Magical Racial Traits
Caori Song: All caori are gifted with musical talent, and can replicate the effects of a bard’s countersong and fascinate bardic performances. The caori can use these performances for a number of rounds per day equal to 2 + his Hit Dice, and treats his bard level as being equal to his Hit Dice for this purpose. If the caori gains the countersong and bardic performances abilities from another source (such as by becoming a bard), it can use these additional rounds only to perform these two performances.
Senses Racial Traits
Darkvision: Caoris can see perfectly in the dark up to 60 feet.
Low-Light Vision: Caoris can see twice as far as humans in conditions of dim light.
Skill Racial Traits
Powerful Voice: Caoris have powerful vocal chords and are capable of making incredible noise when they want to. They gain a +2 bonus on Intimidate checks, Perform (oratory) checks, and Perform (sing) checks.
Other Racial Traits
Avian Body: Caoris are not humanoid in appearance, and lack humanoid arms and hands. Though a caori’s talons are very dexterous, and it can use them (one at a time) to manipulate objects, such as opening a door, unfurling a scroll, or attempting to pick a lock, they cannot effectively wield weapons or shields with their talons, as to do so would require balancing on one leg. Additionally, caoris do not possess magic item slots for belt, feet or hands. They can wear magic items that occupy the belt slot on their neck, occupying the neck slot. They can wear items that occupy the wrist slot; these go on their ankles. Finally, because they are nonhumanoid, armor made for caoris costs twice as much as similar armor made for humanoid creatures.
Flight: Caoris are capable of limited flight. A caori can flap its wings as a move action to lift its body up to three inches off the ground and move up to 5 feet horizontally in any direction. The caori can remain aloft in this fashion by continuing to spend a move action each round to remain aloft, though each round after the first it must succeed on a Strength check (DC 10 + 1 per previous check) or fall to the ground at the end of its turn. This can also protect the caori from falling great heights, and a caori that succeeds on a DC 15 Acrobatics check to soften its fall never takes more than 1d6 points of fall damage, no matter how far it fell.
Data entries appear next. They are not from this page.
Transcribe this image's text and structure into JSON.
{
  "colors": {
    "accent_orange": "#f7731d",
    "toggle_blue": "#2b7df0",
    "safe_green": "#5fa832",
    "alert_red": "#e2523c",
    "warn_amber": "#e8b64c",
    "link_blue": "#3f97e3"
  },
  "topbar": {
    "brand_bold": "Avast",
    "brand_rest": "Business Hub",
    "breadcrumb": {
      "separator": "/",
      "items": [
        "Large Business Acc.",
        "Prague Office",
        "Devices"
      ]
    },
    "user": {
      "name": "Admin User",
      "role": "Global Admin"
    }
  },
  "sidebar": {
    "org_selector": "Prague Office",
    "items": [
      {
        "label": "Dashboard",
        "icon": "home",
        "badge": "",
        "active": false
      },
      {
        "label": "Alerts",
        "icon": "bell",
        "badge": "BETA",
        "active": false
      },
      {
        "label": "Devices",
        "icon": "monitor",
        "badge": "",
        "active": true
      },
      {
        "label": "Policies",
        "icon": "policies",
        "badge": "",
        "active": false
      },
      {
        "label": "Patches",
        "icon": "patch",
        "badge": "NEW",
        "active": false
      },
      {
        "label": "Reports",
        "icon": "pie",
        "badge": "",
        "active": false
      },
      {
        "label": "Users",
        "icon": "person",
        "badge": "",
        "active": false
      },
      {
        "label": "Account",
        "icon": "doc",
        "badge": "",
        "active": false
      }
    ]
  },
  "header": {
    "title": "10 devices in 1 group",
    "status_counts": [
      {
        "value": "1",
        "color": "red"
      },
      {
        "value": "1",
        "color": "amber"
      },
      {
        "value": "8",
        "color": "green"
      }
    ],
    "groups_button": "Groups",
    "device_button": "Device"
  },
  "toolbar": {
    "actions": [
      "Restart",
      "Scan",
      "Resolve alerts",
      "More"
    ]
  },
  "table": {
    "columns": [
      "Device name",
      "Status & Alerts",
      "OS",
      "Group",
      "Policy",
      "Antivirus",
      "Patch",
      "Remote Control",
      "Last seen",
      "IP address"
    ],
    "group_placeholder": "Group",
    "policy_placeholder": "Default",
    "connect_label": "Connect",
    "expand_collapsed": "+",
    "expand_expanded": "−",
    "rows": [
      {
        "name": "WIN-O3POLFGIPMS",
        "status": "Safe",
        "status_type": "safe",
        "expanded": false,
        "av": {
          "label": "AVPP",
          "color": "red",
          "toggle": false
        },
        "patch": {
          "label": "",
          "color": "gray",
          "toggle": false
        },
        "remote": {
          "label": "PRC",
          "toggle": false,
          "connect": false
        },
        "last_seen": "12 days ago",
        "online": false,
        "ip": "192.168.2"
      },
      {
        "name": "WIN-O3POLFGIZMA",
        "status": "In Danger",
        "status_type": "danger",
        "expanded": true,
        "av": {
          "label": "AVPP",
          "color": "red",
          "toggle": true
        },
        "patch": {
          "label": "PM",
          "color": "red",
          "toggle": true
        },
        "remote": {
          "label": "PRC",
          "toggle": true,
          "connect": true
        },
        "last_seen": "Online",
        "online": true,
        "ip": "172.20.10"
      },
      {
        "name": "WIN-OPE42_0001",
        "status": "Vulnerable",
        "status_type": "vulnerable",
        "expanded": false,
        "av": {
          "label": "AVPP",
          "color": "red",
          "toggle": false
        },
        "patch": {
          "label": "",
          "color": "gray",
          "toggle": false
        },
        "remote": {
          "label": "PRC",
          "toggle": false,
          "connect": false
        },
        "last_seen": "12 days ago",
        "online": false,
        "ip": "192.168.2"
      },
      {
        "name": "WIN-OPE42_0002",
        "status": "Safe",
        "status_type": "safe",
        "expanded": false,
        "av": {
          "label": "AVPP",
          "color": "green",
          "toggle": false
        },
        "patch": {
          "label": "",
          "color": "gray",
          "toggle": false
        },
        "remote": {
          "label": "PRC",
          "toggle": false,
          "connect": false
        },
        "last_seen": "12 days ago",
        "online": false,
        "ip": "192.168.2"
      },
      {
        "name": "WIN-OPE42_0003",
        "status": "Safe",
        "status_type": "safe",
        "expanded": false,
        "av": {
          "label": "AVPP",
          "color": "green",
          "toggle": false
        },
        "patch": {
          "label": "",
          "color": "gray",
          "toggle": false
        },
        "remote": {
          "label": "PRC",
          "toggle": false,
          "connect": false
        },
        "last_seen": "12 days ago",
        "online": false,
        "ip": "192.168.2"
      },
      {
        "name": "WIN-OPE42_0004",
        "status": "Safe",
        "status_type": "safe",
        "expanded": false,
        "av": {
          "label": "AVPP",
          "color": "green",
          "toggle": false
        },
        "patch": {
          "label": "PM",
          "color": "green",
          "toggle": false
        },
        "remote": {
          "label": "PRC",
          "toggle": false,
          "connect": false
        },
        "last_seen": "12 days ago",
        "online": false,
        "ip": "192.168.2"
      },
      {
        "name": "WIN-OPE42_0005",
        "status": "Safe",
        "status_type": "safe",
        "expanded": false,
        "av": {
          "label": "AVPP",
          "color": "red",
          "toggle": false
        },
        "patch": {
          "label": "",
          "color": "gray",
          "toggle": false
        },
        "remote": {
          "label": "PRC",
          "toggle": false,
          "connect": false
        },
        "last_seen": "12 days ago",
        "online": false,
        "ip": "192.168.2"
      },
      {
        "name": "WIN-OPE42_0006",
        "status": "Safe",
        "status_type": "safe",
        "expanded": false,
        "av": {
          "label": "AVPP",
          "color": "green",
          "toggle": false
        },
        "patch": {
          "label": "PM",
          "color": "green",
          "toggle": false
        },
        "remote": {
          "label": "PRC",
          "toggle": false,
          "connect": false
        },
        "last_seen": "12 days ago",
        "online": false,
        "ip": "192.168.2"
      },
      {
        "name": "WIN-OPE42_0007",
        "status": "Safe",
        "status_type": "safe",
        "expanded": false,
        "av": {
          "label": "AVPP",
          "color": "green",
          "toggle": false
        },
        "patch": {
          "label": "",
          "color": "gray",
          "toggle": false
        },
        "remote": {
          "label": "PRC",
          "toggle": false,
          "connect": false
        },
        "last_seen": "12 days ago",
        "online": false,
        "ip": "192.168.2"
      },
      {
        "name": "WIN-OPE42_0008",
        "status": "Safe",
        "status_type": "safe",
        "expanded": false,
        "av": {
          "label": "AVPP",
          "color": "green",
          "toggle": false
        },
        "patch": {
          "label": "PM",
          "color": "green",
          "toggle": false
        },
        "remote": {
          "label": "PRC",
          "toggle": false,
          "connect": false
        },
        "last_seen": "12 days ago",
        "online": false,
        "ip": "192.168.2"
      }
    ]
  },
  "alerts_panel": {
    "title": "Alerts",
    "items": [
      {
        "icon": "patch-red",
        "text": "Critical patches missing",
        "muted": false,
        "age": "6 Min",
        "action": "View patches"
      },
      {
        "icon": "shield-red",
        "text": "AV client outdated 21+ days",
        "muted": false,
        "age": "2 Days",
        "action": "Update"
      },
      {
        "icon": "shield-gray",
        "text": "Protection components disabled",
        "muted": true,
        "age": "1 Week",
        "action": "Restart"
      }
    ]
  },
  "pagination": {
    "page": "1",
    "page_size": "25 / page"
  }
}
At 5th level, caoris gain a fly speed of 40 feet with poor maneuverability. Each round that they make use of this fly speed, they must succeed on a Constitution check (DC 10 +1 per previous consecutive round of flight) or become fatigued. If the caori is already fatigued, it becomes exhausted, instead. A caori cannot fly in this way if it is wearing medium or heavy armor, if it is carrying a medium or heavy load, or if it is exhausted.